No, riced cauliflower is not a significant source of protein. It contains only a small amount of protein compared to other plant-based protein sources such as legumes or tofu. If you’re looking to increase your protein intake, consider adding protein-rich foods alongside riced cauliflower.
2. Can riced cauliflower help with weight loss?
Yes, riced cauliflower can be a helpful addition to a weight loss diet due to its low-calorie and low-carb nature. It provides bulk and satiety while keeping the calorie count low. Incorporating riced cauliflower into your meals can help you feel full and satisfied without consuming excessive calories.
3. Does riced cauliflower have the same texture as rice?
Riced cauliflower has a texture similar to rice, but it is slightly crunchier. When cooked, it softens but maintains some of its firmness. If you prefer a softer texture, you can steam or sauté riced cauliflower for a few extra minutes.
4. Is riced cauliflower suitable for people with diabetes?
Yes, riced cauliflower is a suitable option for individuals with diabetes or those monitoring their blood sugar levels. Its low-carbohydrate content can help stabilize blood sugar and prevent rapid spikes in glucose levels.
5. Can I make riced cauliflower at home?
Absolutely! Making riced cauliflower at home is easy and cost-effective. Simply chop the cauliflower into florets, and using a food processor or grater, pulse or grate the florets until they resemble rice grains. You can then cook it according to your preference.
6. Are there any potential drawbacks to riced cauliflower?

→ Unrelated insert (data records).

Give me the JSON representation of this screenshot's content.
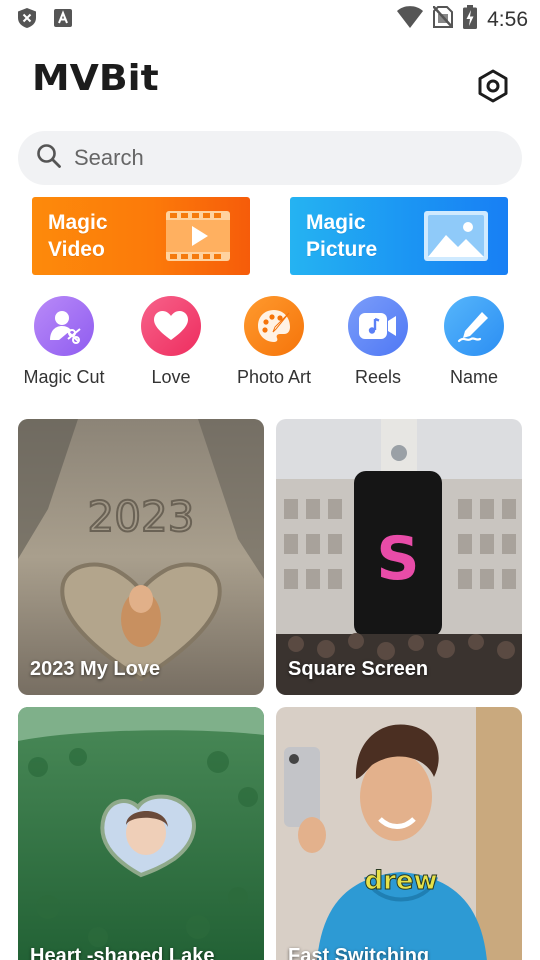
{
  "status_bar": {
    "time": "4:56",
    "left_icons": [
      "shield-x-icon",
      "font-a-icon"
    ],
    "right_icons": [
      "wifi-icon",
      "no-sim-icon",
      "battery-charging-icon"
    ]
  },
  "header": {
    "logo": "MVBit",
    "settings_icon": "gear-icon"
  },
  "search": {
    "placeholder": "Search"
  },
  "banners": [
    {
      "label": "Magic\nVideo",
      "icon": "film-icon",
      "color": "#fc7a0a"
    },
    {
      "label": "Magic\nPicture",
      "icon": "picture-icon",
      "color": "#1b95f3"
    }
  ],
  "tools": [
    {
      "label": "Magic Cut",
      "icon": "magic-cut-icon",
      "color": "#a36ff4"
    },
    {
      "label": "Love",
      "icon": "heart-icon",
      "color": "#f2416f"
    },
    {
      "label": "Photo Art",
      "icon": "palette-icon",
      "color": "#fb8013"
    },
    {
      "label": "Reels",
      "icon": "reels-icon",
      "color": "#5e89f8"
    },
    {
      "label": "Name",
      "icon": "pen-icon",
      "color": "#3aa0f7"
    }
  ],
  "templates": [
    {
      "title": "2023 My Love"
    },
    {
      "title": "Square Screen"
    },
    {
      "title": "Heart -shaped Lake"
    },
    {
      "title": "Fast Switching"
    }
  ]
}
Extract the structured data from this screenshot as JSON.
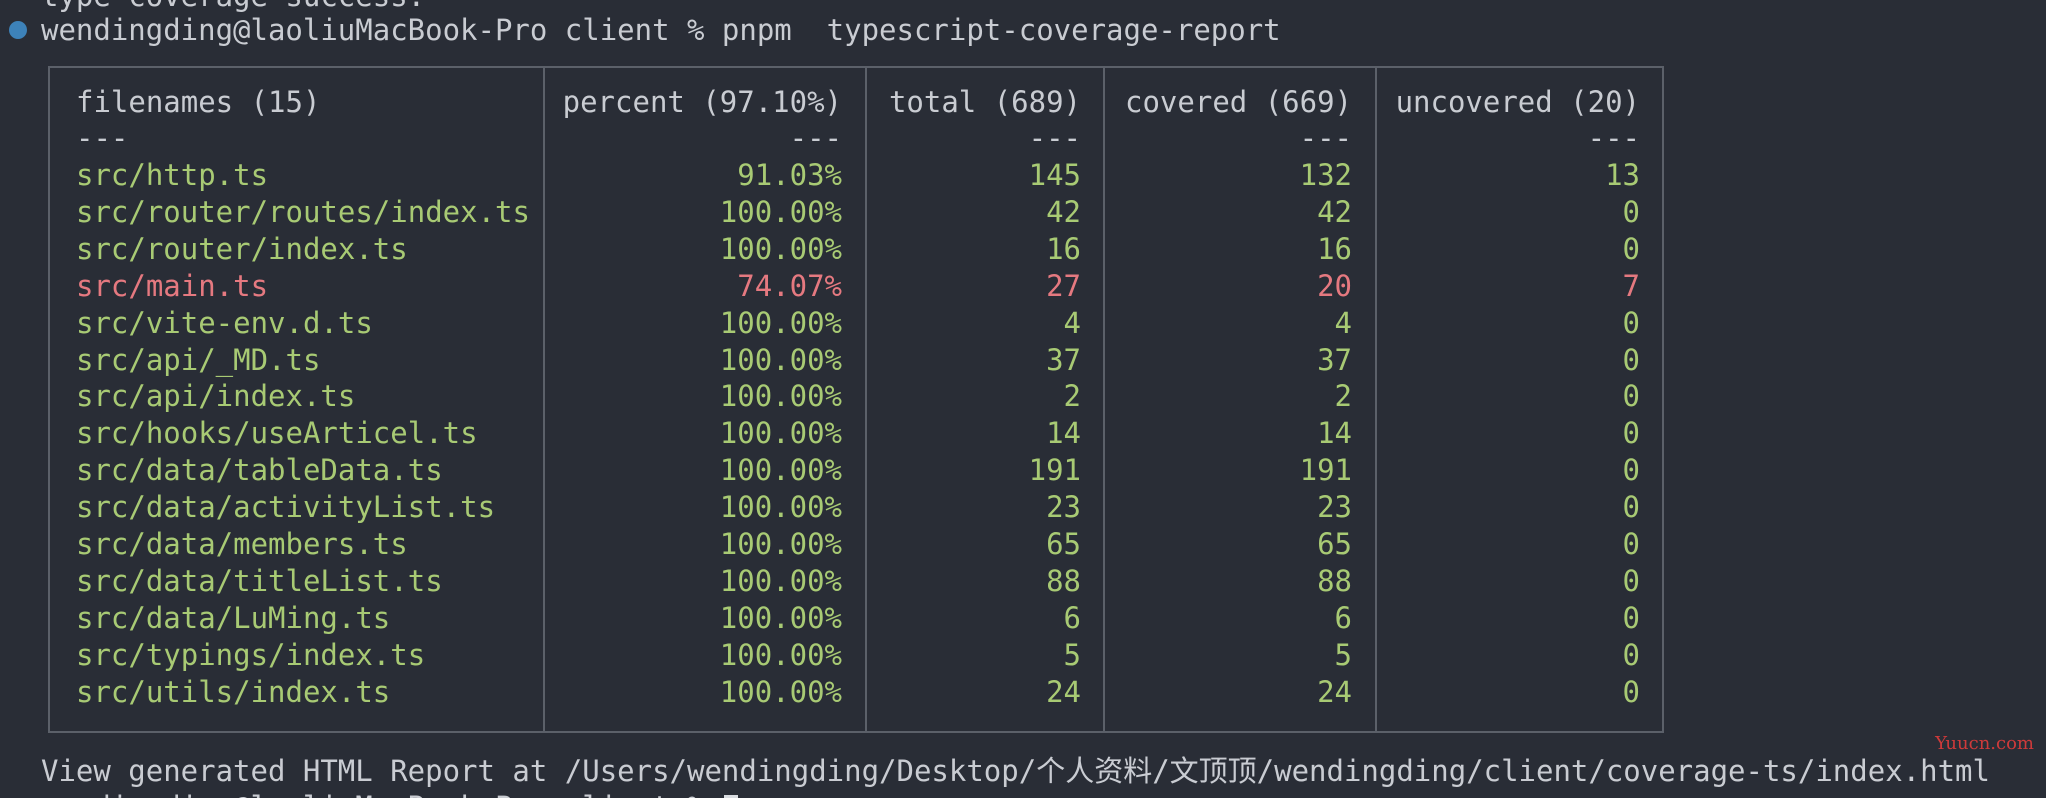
{
  "terminal": {
    "previous_line": "type-coverage success.",
    "prompt": "wendingding@laoliuMacBook-Pro client % pnpm  typescript-coverage-report",
    "report_line": "View generated HTML Report at /Users/wendingding/Desktop/个人资料/文顶顶/wendingding/client/coverage-ts/index.html",
    "next_prompt": "wendingding@laoliuMacBook-Pro client % "
  },
  "table": {
    "headers": {
      "filenames": "filenames (15)",
      "percent": "percent (97.10%)",
      "total": "total (689)",
      "covered": "covered (669)",
      "uncovered": "uncovered (20)"
    },
    "separator": "---",
    "rows": [
      {
        "file": "src/http.ts",
        "percent": "91.03%",
        "total": "145",
        "covered": "132",
        "uncovered": "13",
        "status": "ok"
      },
      {
        "file": "src/router/routes/index.ts",
        "percent": "100.00%",
        "total": "42",
        "covered": "42",
        "uncovered": "0",
        "status": "ok"
      },
      {
        "file": "src/router/index.ts",
        "percent": "100.00%",
        "total": "16",
        "covered": "16",
        "uncovered": "0",
        "status": "ok"
      },
      {
        "file": "src/main.ts",
        "percent": "74.07%",
        "total": "27",
        "covered": "20",
        "uncovered": "7",
        "status": "bad"
      },
      {
        "file": "src/vite-env.d.ts",
        "percent": "100.00%",
        "total": "4",
        "covered": "4",
        "uncovered": "0",
        "status": "ok"
      },
      {
        "file": "src/api/_MD.ts",
        "percent": "100.00%",
        "total": "37",
        "covered": "37",
        "uncovered": "0",
        "status": "ok"
      },
      {
        "file": "src/api/index.ts",
        "percent": "100.00%",
        "total": "2",
        "covered": "2",
        "uncovered": "0",
        "status": "ok"
      },
      {
        "file": "src/hooks/useArticel.ts",
        "percent": "100.00%",
        "total": "14",
        "covered": "14",
        "uncovered": "0",
        "status": "ok"
      },
      {
        "file": "src/data/tableData.ts",
        "percent": "100.00%",
        "total": "191",
        "covered": "191",
        "uncovered": "0",
        "status": "ok"
      },
      {
        "file": "src/data/activityList.ts",
        "percent": "100.00%",
        "total": "23",
        "covered": "23",
        "uncovered": "0",
        "status": "ok"
      },
      {
        "file": "src/data/members.ts",
        "percent": "100.00%",
        "total": "65",
        "covered": "65",
        "uncovered": "0",
        "status": "ok"
      },
      {
        "file": "src/data/titleList.ts",
        "percent": "100.00%",
        "total": "88",
        "covered": "88",
        "uncovered": "0",
        "status": "ok"
      },
      {
        "file": "src/data/LuMing.ts",
        "percent": "100.00%",
        "total": "6",
        "covered": "6",
        "uncovered": "0",
        "status": "ok"
      },
      {
        "file": "src/typings/index.ts",
        "percent": "100.00%",
        "total": "5",
        "covered": "5",
        "uncovered": "0",
        "status": "ok"
      },
      {
        "file": "src/utils/index.ts",
        "percent": "100.00%",
        "total": "24",
        "covered": "24",
        "uncovered": "0",
        "status": "ok"
      }
    ]
  },
  "watermark": "Yuucn.com",
  "colors": {
    "background": "#292d36",
    "text": "#c9ccd2",
    "covered_ok": "#a8ca74",
    "covered_bad": "#e57980",
    "status_dot": "#3d82b9",
    "watermark": "#cf3a3a"
  }
}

While riced cauliflower offers numerous benefits, it’s worth noting that some individuals may experience digestive discomfort when consuming large quantities of cruciferous vegetables, including cauliflower. Additionally, riced cauliflower should not be considered a direct replacement for all rice dishes, as the texture and taste may differ significantly.